In distributed systems shared by multiple tenants, effective resource management is an important pre-requisite to providing quality of service guarantees.
However, providing performance guarantees and isolation in multi-tenant distributed systems is extremely hard. Tenants not only share fine-grained resources within a process (such as threadpools and locks) but also resources across multiple processes and machines (such as the disk and the network) along the execution path of their requests. As a result, traditional resource management mechanisms in the operating system and in the hypervisor are ineffective due to a mismatch in the management granularity. Moreover, tenant-generated requests not only compete with each other but also with system-generated tasks, such as replication and garbage collection, for shared resources. In addition, the bottleneck responsible for degrading the performance of a tenant can change in unpredictable ways depending on its input workload, the workload of other tenants and system tasks, the overall state of the system (including caches), and the (nonlinear) performance characteristics of underlying resources.
In this work, we have approached the problem of shared systems from two directions. First, we present Retro, a top-down approach to resource management in shared systems. Retro is a resource management framework for shared distributed systems.
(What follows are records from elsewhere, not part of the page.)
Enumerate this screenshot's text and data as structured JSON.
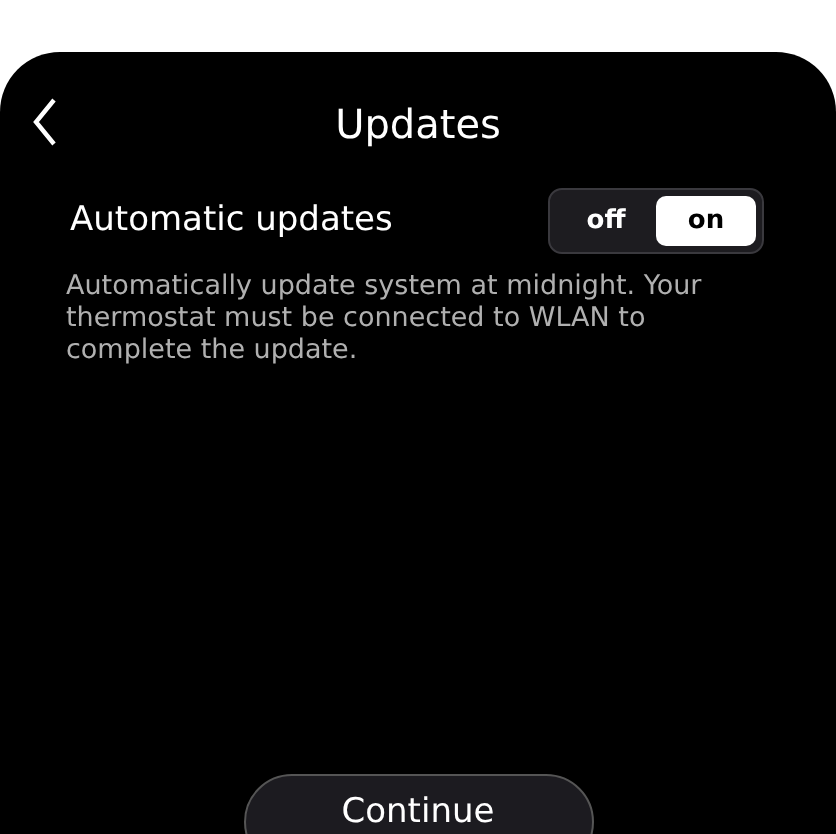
{
  "header": {
    "title": "Updates"
  },
  "setting": {
    "label": "Automatic updates",
    "options": [
      {
        "label": "off",
        "selected": false
      },
      {
        "label": "on",
        "selected": true
      }
    ],
    "description": "Automatically update system at midnight. Your thermostat must be connected to WLAN to complete the update."
  },
  "button": {
    "label": "Continue"
  }
}
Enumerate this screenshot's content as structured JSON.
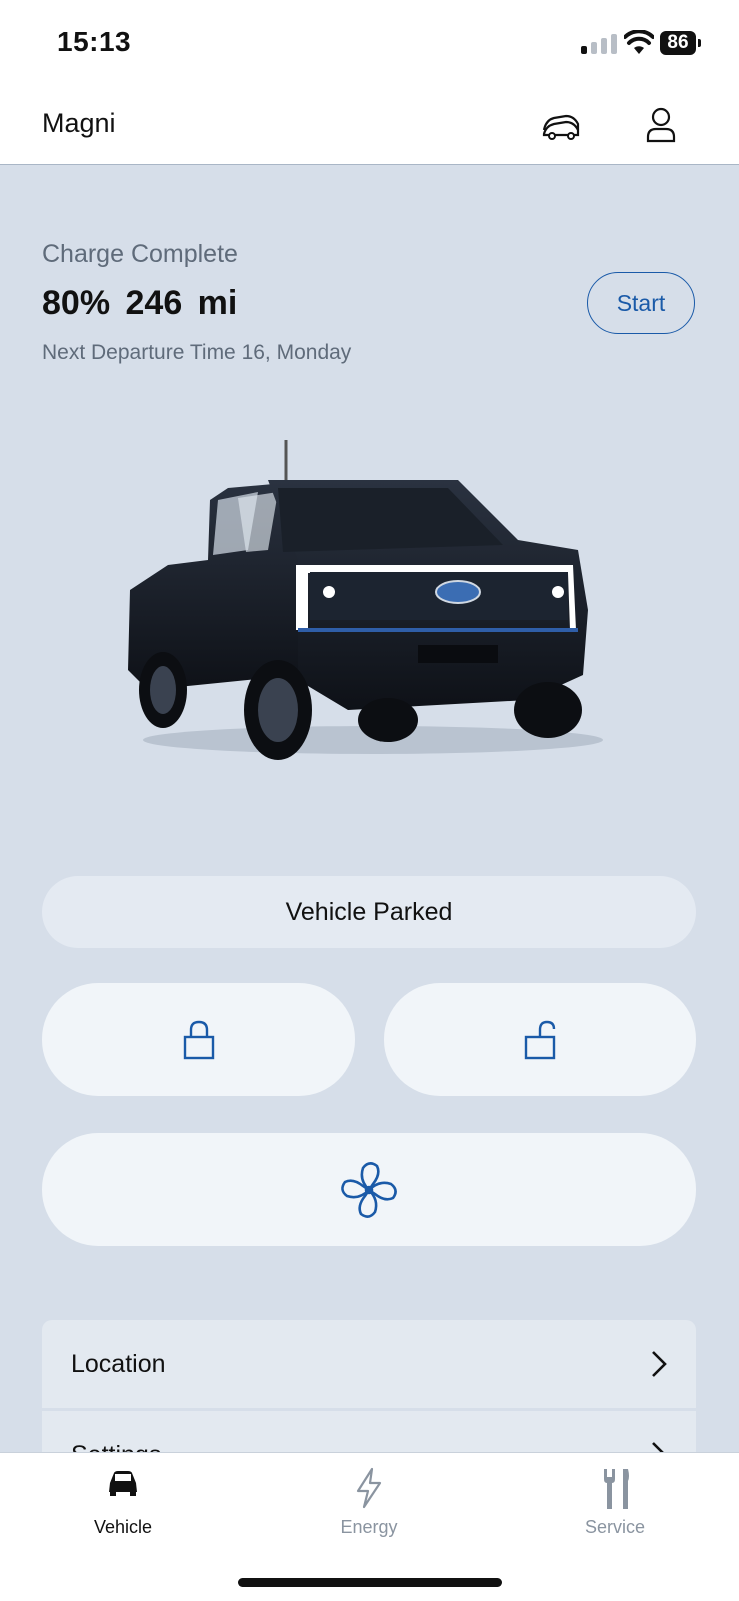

Retro monitors per-tenant resource usage both within and across distributed systems, and exposes this information to centralized resource management policies through a high-level API. A policy can shape the resources consumed by a tenant using Retro’s control points, which enforce sharing and ratelimiting decisions.
Second, we present 2DFQ, a fair-queue scheduling algorithm based on Weighted Fair Queueing (WFQ). Using fair queue schedulers to provide fairness in shared systems is difficult because of high execution concurrency, and because request costs are unknown and have high variance. 2DFQ spreads requests of different costs across different threads and minimizes the impact of tenants with unpredictable requests.
1st New England Networking and Systems Day (NENS ’14), October 24, 2015
10th Workshop on Hot Topics in System Dependability (HotDep ’14), October 5th, 2014